**Problem to work on**: Your reply should hold only the lines from the records below where "JSON" occurs.

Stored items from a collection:

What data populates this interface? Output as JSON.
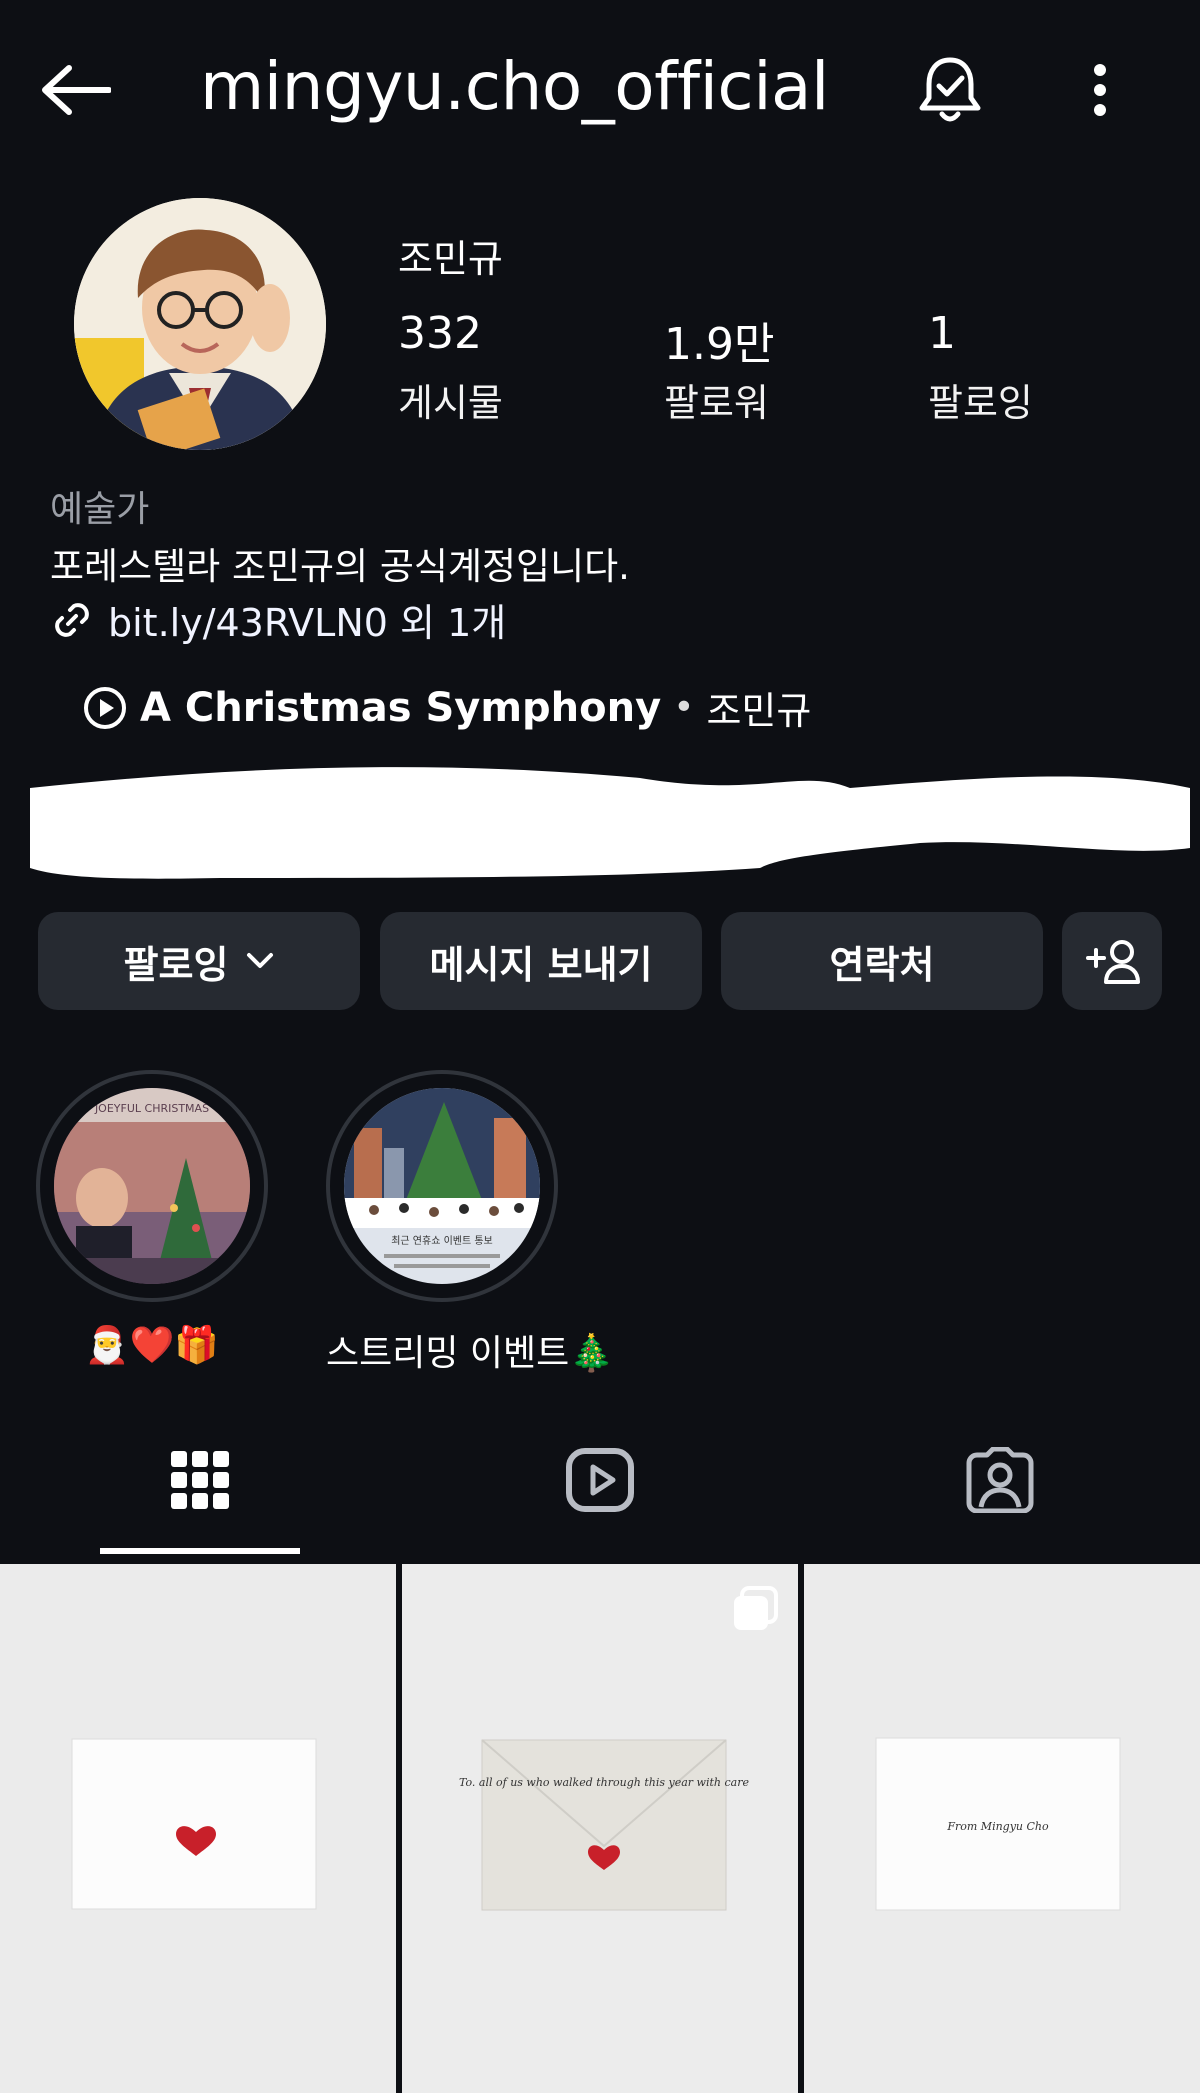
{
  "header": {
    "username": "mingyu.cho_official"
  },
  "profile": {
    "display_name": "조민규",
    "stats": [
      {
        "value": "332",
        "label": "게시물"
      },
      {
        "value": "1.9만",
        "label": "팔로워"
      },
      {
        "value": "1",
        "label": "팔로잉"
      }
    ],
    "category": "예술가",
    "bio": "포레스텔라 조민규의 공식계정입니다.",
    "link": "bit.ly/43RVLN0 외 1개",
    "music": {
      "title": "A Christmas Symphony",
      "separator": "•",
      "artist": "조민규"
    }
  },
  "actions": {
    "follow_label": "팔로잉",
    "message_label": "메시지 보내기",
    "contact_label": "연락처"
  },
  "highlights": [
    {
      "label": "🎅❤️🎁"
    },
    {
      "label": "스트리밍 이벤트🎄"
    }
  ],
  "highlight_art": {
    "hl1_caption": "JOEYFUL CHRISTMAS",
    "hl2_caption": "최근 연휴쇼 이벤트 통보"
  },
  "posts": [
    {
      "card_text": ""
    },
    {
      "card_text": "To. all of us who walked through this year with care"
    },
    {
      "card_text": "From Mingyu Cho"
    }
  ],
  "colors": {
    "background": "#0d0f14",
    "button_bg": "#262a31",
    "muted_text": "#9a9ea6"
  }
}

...

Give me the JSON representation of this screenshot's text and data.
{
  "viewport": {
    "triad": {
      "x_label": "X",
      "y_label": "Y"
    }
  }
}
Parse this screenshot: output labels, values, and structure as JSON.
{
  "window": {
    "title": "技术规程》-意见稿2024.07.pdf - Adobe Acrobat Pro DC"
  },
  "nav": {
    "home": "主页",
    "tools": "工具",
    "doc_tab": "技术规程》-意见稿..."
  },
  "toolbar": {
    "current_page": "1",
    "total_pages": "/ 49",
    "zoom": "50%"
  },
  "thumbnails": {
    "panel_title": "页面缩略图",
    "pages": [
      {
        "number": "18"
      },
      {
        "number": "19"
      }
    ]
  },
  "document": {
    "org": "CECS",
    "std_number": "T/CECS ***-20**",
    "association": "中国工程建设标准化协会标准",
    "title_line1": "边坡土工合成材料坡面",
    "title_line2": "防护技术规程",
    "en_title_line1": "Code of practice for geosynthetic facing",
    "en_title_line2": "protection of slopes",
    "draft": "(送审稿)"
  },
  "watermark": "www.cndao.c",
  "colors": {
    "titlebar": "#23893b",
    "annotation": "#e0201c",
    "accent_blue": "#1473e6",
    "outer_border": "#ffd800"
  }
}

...

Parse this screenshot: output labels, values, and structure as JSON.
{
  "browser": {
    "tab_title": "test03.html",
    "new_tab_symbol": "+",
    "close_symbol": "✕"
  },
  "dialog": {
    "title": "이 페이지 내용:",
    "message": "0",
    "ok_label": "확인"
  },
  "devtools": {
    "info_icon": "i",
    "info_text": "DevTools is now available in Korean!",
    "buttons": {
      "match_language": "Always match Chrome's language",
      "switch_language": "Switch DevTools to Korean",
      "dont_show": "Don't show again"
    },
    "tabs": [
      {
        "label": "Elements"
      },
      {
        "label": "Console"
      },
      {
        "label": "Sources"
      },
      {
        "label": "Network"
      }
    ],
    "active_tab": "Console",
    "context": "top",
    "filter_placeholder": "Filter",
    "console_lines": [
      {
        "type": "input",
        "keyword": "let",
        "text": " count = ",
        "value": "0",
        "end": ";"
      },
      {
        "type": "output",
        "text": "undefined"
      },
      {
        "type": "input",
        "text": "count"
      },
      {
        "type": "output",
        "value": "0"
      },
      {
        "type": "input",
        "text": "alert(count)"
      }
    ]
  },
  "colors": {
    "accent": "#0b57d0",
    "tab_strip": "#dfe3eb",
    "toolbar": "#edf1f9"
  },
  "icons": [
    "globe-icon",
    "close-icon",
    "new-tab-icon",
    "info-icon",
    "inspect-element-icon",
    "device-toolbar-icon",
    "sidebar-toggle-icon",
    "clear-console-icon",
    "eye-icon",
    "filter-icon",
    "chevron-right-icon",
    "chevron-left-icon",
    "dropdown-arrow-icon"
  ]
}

**Exercise response**:
What data populates this interface? Output as JSON.
Give me the JSON representation of this screenshot's text and data.
Parse this screenshot: output labels, values, and structure as JSON.
Parse this screenshot: output labels, values, and structure as JSON.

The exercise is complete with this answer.